Another huge mistake was a wholly unnecessary general election that wiped out her Parliamentary majority. Again this is control-freakery. She was concerned that, even with that Parliamentary majority, she could not rely on the swivel-eyed nutcase wing of her party to support her Brexit vision. Looking at opinion polls that told her she couldn’t lose, she went to the country. After one of the most inept Prime Ministerial election campaigns I have ever seen she found herself in hock to the DUP for political survival. The phrase ‘Dance with the Devil’ springs to mind.
Then there are the people she has chosen to lead Brexit negotiations with the European Union. There’s David Davis; a man who - let’s be kind - is not renowned for his intellectual prowess. Nevertheless he spent eighteen months doing the square root of f**k-all. He spent so little time in negotiations with the EU that they never got round to putting out the Hob-Nobs. Then there was Dominic Raab, who appeared to do nothing other than scowling and demanding that the EU ‘get serious’, without ever suggesting what that might mean.
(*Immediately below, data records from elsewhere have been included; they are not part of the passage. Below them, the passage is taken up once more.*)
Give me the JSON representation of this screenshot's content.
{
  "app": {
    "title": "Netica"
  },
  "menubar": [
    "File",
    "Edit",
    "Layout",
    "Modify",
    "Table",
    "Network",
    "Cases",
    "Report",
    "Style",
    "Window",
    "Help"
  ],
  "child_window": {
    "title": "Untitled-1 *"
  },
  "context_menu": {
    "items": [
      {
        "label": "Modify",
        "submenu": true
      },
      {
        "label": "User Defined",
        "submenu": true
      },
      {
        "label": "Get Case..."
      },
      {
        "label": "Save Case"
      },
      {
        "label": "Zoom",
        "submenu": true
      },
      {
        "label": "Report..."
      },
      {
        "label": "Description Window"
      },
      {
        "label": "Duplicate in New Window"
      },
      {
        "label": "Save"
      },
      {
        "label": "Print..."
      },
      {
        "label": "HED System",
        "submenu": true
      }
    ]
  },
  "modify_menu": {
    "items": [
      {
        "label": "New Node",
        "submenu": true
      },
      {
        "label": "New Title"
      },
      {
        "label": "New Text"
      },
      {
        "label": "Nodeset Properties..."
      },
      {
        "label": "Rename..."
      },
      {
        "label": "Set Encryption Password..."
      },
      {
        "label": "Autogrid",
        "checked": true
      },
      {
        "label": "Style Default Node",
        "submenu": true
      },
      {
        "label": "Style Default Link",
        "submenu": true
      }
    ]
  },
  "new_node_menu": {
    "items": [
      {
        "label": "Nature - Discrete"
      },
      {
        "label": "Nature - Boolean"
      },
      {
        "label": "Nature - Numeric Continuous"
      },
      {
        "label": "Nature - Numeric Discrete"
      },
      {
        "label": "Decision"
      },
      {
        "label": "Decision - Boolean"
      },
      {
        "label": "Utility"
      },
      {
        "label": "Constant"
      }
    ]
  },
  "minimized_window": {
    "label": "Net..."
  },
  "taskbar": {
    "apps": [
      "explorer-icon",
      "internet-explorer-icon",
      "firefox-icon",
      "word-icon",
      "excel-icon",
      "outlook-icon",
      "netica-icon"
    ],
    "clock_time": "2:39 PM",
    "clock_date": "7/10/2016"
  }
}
So we are where we are. We have the deal that Theresa May cooked up with the European Union. No one believes in it. No one wants it. It has been presented to the House of Commons twice - in violation, I would argue - of our constitutional rules. Still, though, May is talking about making it work. This reveals the greatest flaw in her personality and it is enshrined in her phrase, “Brexit means Brexit”.
She is inflexible. She sees only one solution to a problem and she does not listen to voices that suggest others. She has her red lines and they are inviolable. She doesn’t know how to compromise. And so the UK Parliament has gone round and round in circles, edging ever closer to the cliff-edge of a no-deal Brexit. Our Prime Minister has gone back and forward to Strasbourg with vacuous requests for ‘alternative arrangements’, or whatever. we are all riding on a hellish May-Go-Round and we need to get off.